One of the linch-pins of Canadian modernism, Louis Dudek was born and raised in Montreal's east end, the progeny of Polish immigrants. After graduating from McGill University in 1940 he worked in both advertising and journalism. Between 1943 and 1951 he lived in New York City, where he pursued graduate studies in journalism and history before switching to literature at Columbia University and eventually teaching English at City College of New York. His acquaintance in that city included Paul Blackburn (translator of the Provencal Troubadours), Cid Corman (editor of the seminal Origin magazine) and novelist Herbert Gold. He also began a correspondence with Ezra Pound.

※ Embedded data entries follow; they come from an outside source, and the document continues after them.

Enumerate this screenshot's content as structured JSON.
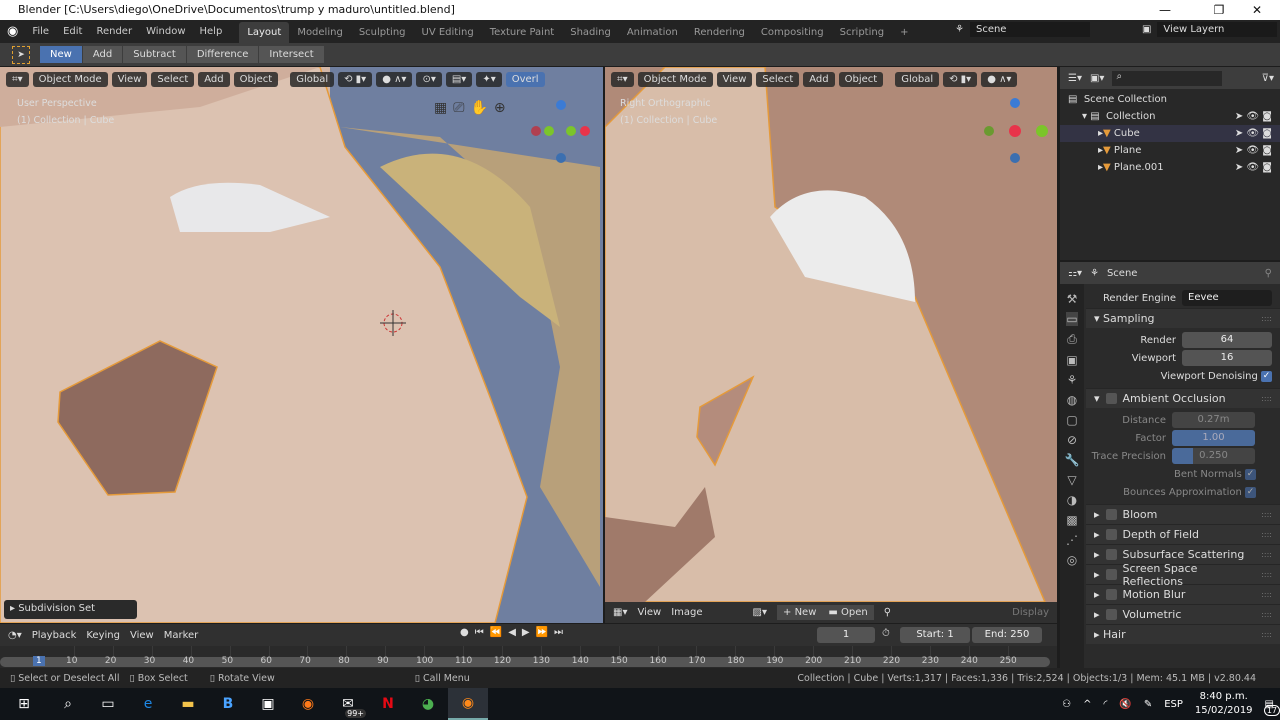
{
  "window": {
    "title": "Blender [C:\\Users\\diego\\OneDrive\\Documentos\\trump y maduro\\untitled.blend]",
    "min": "—",
    "max": "❐",
    "close": "✕"
  },
  "menu": [
    "File",
    "Edit",
    "Render",
    "Window",
    "Help"
  ],
  "workspaces": [
    "Layout",
    "Modeling",
    "Sculpting",
    "UV Editing",
    "Texture Paint",
    "Shading",
    "Animation",
    "Rendering",
    "Compositing",
    "Scripting",
    "+"
  ],
  "scene": {
    "label": "Scene",
    "view_layer": "View Layern"
  },
  "tool_modes": [
    "New",
    "Add",
    "Subtract",
    "Difference",
    "Intersect"
  ],
  "viewport_left": {
    "mode": "Object Mode",
    "menus": [
      "View",
      "Select",
      "Add",
      "Object"
    ],
    "orientation": "Global",
    "overlay": "Overl",
    "perspective": "User Perspective",
    "collection": "(1) Collection | Cube",
    "last_op": "Subdivision Set"
  },
  "viewport_right": {
    "mode": "Object Mode",
    "menus": [
      "View",
      "Select",
      "Add",
      "Object"
    ],
    "orientation": "Global",
    "perspective": "Right Orthographic",
    "collection": "(1) Collection | Cube"
  },
  "image_editor": {
    "menus": [
      "View",
      "Image"
    ],
    "new": "New",
    "open": "Open",
    "display": "Display"
  },
  "outliner": {
    "root": "Scene Collection",
    "collection": "Collection",
    "items": [
      "Cube",
      "Plane",
      "Plane.001"
    ]
  },
  "properties": {
    "context": "Scene",
    "render_engine_label": "Render Engine",
    "render_engine": "Eevee",
    "sampling": {
      "title": "Sampling",
      "render_label": "Render",
      "render": "64",
      "viewport_label": "Viewport",
      "viewport": "16",
      "denoise": "Viewport Denoising"
    },
    "ao": {
      "title": "Ambient Occlusion",
      "distance_label": "Distance",
      "distance": "0.27m",
      "factor_label": "Factor",
      "factor": "1.00",
      "trace_label": "Trace Precision",
      "trace": "0.250",
      "trace_fraction": 0.25,
      "bent": "Bent Normals",
      "bounces": "Bounces Approximation"
    },
    "sections": [
      "Bloom",
      "Depth of Field",
      "Subsurface Scattering",
      "Screen Space Reflections",
      "Motion Blur",
      "Volumetric"
    ],
    "hair": "Hair"
  },
  "timeline": {
    "menus": [
      "Playback",
      "Keying",
      "View",
      "Marker"
    ],
    "current": "1",
    "start_label": "Start:",
    "start": "1",
    "end_label": "End:",
    "end": "250",
    "ticks": [
      10,
      20,
      30,
      40,
      50,
      60,
      70,
      80,
      90,
      100,
      110,
      120,
      130,
      140,
      150,
      160,
      170,
      180,
      190,
      200,
      210,
      220,
      230,
      240,
      250
    ],
    "frame_marker": "1"
  },
  "status": {
    "hint1": "Select or Deselect All",
    "hint2": "Box Select",
    "hint3": "Rotate View",
    "hint4": "Call Menu",
    "stats": "Collection | Cube | Verts:1,317 | Faces:1,336 | Tris:2,524 | Objects:1/3 | Mem: 45.1 MB | v2.80.44"
  },
  "taskbar": {
    "badge": "99+",
    "lang": "ESP",
    "time": "8:40 p.m.",
    "date": "15/02/2019",
    "notif": "17"
  }
}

      Before moving to New York he associated with Irving Layton and John Sutherland at First Statement as a contributing editor to the periodical and a consultant to the book publisher. Under the influence of Pound and Corman he was instrumental in encouraging younger Canadian writers to seize the means of production in publishing and, by example, setting the stage for the small press movement of the 1960s and 70s. As a founder of Contact Press in 1952 he contributed to a decade and a half of concerted literary publishing without commercial compromise. As an editor/publisher of Delta Canada, he underlined his commitment to the local in his promotion of the younger writers emerging in Montreal and elsewhere in Canada.

      Dudek's poetry collections include East of the city (1946), Twenty-four poems (1952), The searching image (1952), Europe (1955), The transparent sea (1956), En Mexico (1958), Laughing stalks (1958), Atlantis (1967), Cross-section (1980) and Continuation (1981).